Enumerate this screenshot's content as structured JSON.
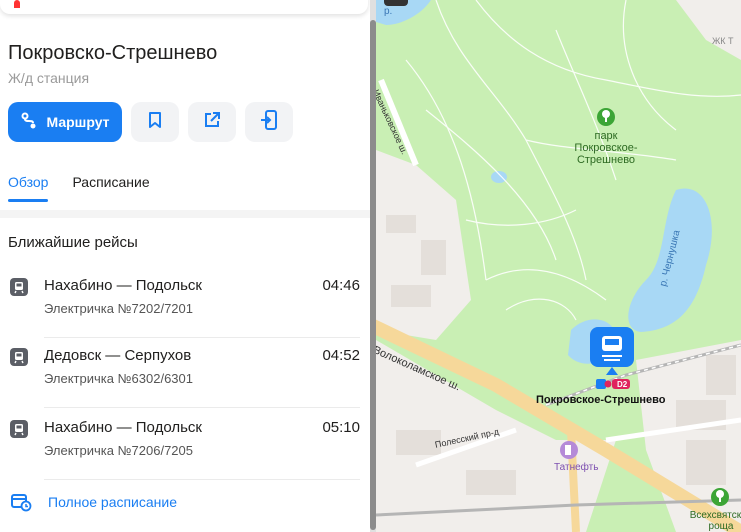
{
  "place": {
    "title": "Покровско-Стрешнево",
    "subtitle": "Ж/д станция"
  },
  "actions": {
    "route_label": "Маршрут",
    "icons": [
      "route-icon",
      "bookmark-icon",
      "share-icon",
      "send-to-phone-icon"
    ]
  },
  "tabs": [
    {
      "label": "Обзор",
      "active": true
    },
    {
      "label": "Расписание",
      "active": false
    }
  ],
  "departures": {
    "title": "Ближайшие рейсы",
    "items": [
      {
        "route": "Нахабино — Подольск",
        "train": "Электричка №7202/7201",
        "time": "04:46"
      },
      {
        "route": "Дедовск — Серпухов",
        "train": "Электричка №6302/6301",
        "time": "04:52"
      },
      {
        "route": "Нахабино — Подольск",
        "train": "Электричка №7206/7205",
        "time": "05:10"
      }
    ],
    "full_schedule_label": "Полное расписание"
  },
  "map": {
    "labels": {
      "park": "парк\nПокровское-\nСтрешнево",
      "station": "Покровское-Стрешнево",
      "station_badge": "D2",
      "volokolamskoe": "Волоколамское ш.",
      "ivankovskoe": "Иваньковское ш.",
      "cheryomushka": "р. Чернушка",
      "polessky": "Полесский пр-д",
      "tatneft": "Татнефть",
      "vsekhsvyatskaya": "Всехсвятская\nроща",
      "zhk": "ЖК Т",
      "river_top": "р."
    },
    "colors": {
      "park": "#c9efb4",
      "water": "#a8d8f5",
      "road": "#f6d89a",
      "urban": "#f1eeeb",
      "accent": "#1a7ef2"
    }
  }
}
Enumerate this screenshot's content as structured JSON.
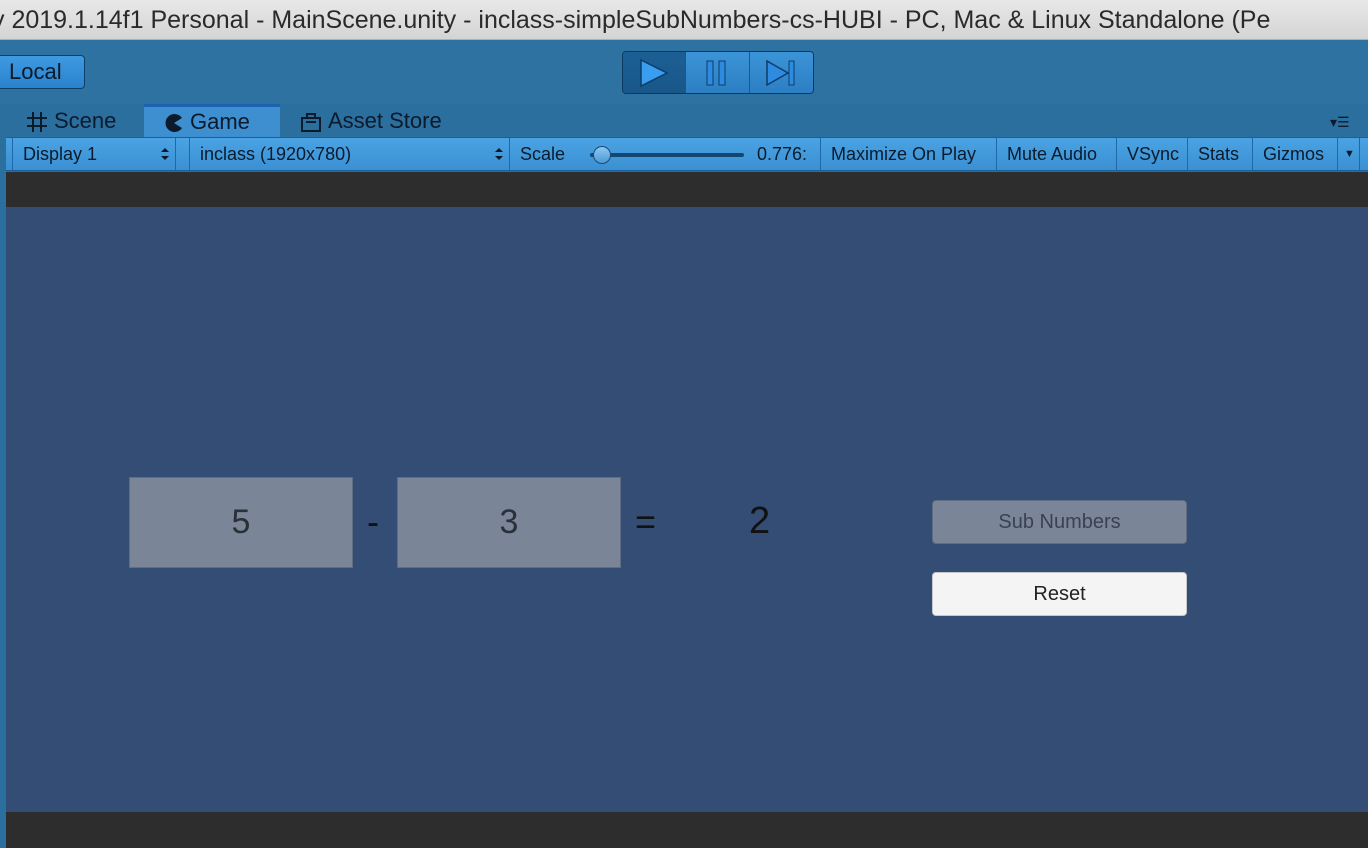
{
  "window": {
    "title": "y 2019.1.14f1 Personal - MainScene.unity - inclass-simpleSubNumbers-cs-HUBI - PC, Mac & Linux Standalone (Pe"
  },
  "toolbar": {
    "local_label": "Local",
    "play_controls": [
      "play-icon",
      "pause-icon",
      "step-icon"
    ]
  },
  "tabs": [
    {
      "label": "Scene",
      "icon": "grid-icon"
    },
    {
      "label": "Game",
      "icon": "pacman-icon",
      "active": true
    },
    {
      "label": "Asset Store",
      "icon": "store-icon"
    }
  ],
  "game_controls": {
    "display": "Display 1",
    "resolution": "inclass (1920x780)",
    "scale_label": "Scale",
    "scale_value": "0.776:",
    "scale_fraction": 0.05,
    "maximize": "Maximize On Play",
    "mute": "Mute Audio",
    "vsync": "VSync",
    "stats": "Stats",
    "gizmos": "Gizmos"
  },
  "game": {
    "number1": "5",
    "operator": "-",
    "number2": "3",
    "equals": "=",
    "result": "2",
    "sub_button": "Sub Numbers",
    "reset_button": "Reset"
  },
  "colors": {
    "editor_blue": "#2b6f9e",
    "game_background": "#344d75",
    "input_box": "#7a8598"
  }
}
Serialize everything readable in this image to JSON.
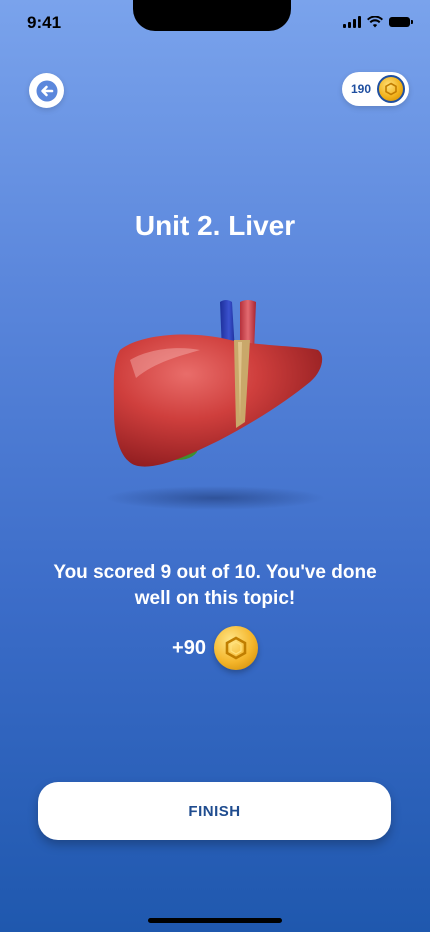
{
  "status_bar": {
    "time": "9:41",
    "icons": [
      "cellular-signal-icon",
      "wifi-icon",
      "battery-icon"
    ]
  },
  "header": {
    "back_icon": "arrow-left-icon",
    "coin_balance": "190",
    "coin_icon": "coin-icon"
  },
  "main": {
    "title": "Unit 2. Liver",
    "illustration": "liver-illustration",
    "result_text": "You scored 9 out of 10. You've done well on this topic!",
    "reward_amount": "+90",
    "reward_icon": "coin-icon"
  },
  "actions": {
    "finish_label": "FINISH"
  },
  "colors": {
    "background_top": "#7aa3ec",
    "background_bottom": "#1f58ae",
    "accent": "#1f4fa0",
    "coin": "#f4b52a",
    "button_text": "#1f4c8f"
  }
}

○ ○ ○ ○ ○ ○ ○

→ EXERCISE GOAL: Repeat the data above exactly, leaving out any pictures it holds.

→ THE ANSWER:
Enumerate this screenshot's content as structured JSON.
{
  "place": {
    "title": "Покровско-Стрешнево",
    "subtitle": "Ж/д станция"
  },
  "actions": {
    "route_label": "Маршрут",
    "icons": [
      "route-icon",
      "bookmark-icon",
      "share-icon",
      "send-to-phone-icon"
    ]
  },
  "tabs": [
    {
      "label": "Обзор",
      "active": true
    },
    {
      "label": "Расписание",
      "active": false
    }
  ],
  "departures": {
    "title": "Ближайшие рейсы",
    "items": [
      {
        "route": "Нахабино — Подольск",
        "train": "Электричка №7202/7201",
        "time": "04:46"
      },
      {
        "route": "Дедовск — Серпухов",
        "train": "Электричка №6302/6301",
        "time": "04:52"
      },
      {
        "route": "Нахабино — Подольск",
        "train": "Электричка №7206/7205",
        "time": "05:10"
      }
    ],
    "full_schedule_label": "Полное расписание"
  },
  "map": {
    "labels": {
      "park": "парк\nПокровское-\nСтрешнево",
      "station": "Покровское-Стрешнево",
      "station_badge": "D2",
      "volokolamskoe": "Волоколамское ш.",
      "ivankovskoe": "Иваньковское ш.",
      "cheryomushka": "р. Чернушка",
      "polessky": "Полесский пр-д",
      "tatneft": "Татнефть",
      "vsekhsvyatskaya": "Всехсвятская\nроща",
      "zhk": "ЖК Т",
      "river_top": "р."
    },
    "colors": {
      "park": "#c9efb4",
      "water": "#a8d8f5",
      "road": "#f6d89a",
      "urban": "#f1eeeb",
      "accent": "#1a7ef2"
    }
  }
}
Enumerate this screenshot's content as structured JSON.
{
  "window": {
    "title": "y 2019.1.14f1 Personal - MainScene.unity - inclass-simpleSubNumbers-cs-HUBI - PC, Mac & Linux Standalone (Pe"
  },
  "toolbar": {
    "local_label": "Local",
    "play_controls": [
      "play-icon",
      "pause-icon",
      "step-icon"
    ]
  },
  "tabs": [
    {
      "label": "Scene",
      "icon": "grid-icon"
    },
    {
      "label": "Game",
      "icon": "pacman-icon",
      "active": true
    },
    {
      "label": "Asset Store",
      "icon": "store-icon"
    }
  ],
  "game_controls": {
    "display": "Display 1",
    "resolution": "inclass (1920x780)",
    "scale_label": "Scale",
    "scale_value": "0.776:",
    "scale_fraction": 0.05,
    "maximize": "Maximize On Play",
    "mute": "Mute Audio",
    "vsync": "VSync",
    "stats": "Stats",
    "gizmos": "Gizmos"
  },
  "game": {
    "number1": "5",
    "operator": "-",
    "number2": "3",
    "equals": "=",
    "result": "2",
    "sub_button": "Sub Numbers",
    "reset_button": "Reset"
  },
  "colors": {
    "editor_blue": "#2b6f9e",
    "game_background": "#344d75",
    "input_box": "#7a8598"
  }
}
Serialize everything readable in this image to JSON.
{
  "status_bar": {
    "time": "9:41",
    "icons": [
      "cellular-signal-icon",
      "wifi-icon",
      "battery-icon"
    ]
  },
  "header": {
    "back_icon": "arrow-left-icon",
    "coin_balance": "190",
    "coin_icon": "coin-icon"
  },
  "main": {
    "title": "Unit 2. Liver",
    "illustration": "liver-illustration",
    "result_text": "You scored 9 out of 10. You've done well on this topic!",
    "reward_amount": "+90",
    "reward_icon": "coin-icon"
  },
  "actions": {
    "finish_label": "FINISH"
  },
  "colors": {
    "background_top": "#7aa3ec",
    "background_bottom": "#1f58ae",
    "accent": "#1f4fa0",
    "coin": "#f4b52a",
    "button_text": "#1f4c8f"
  }
}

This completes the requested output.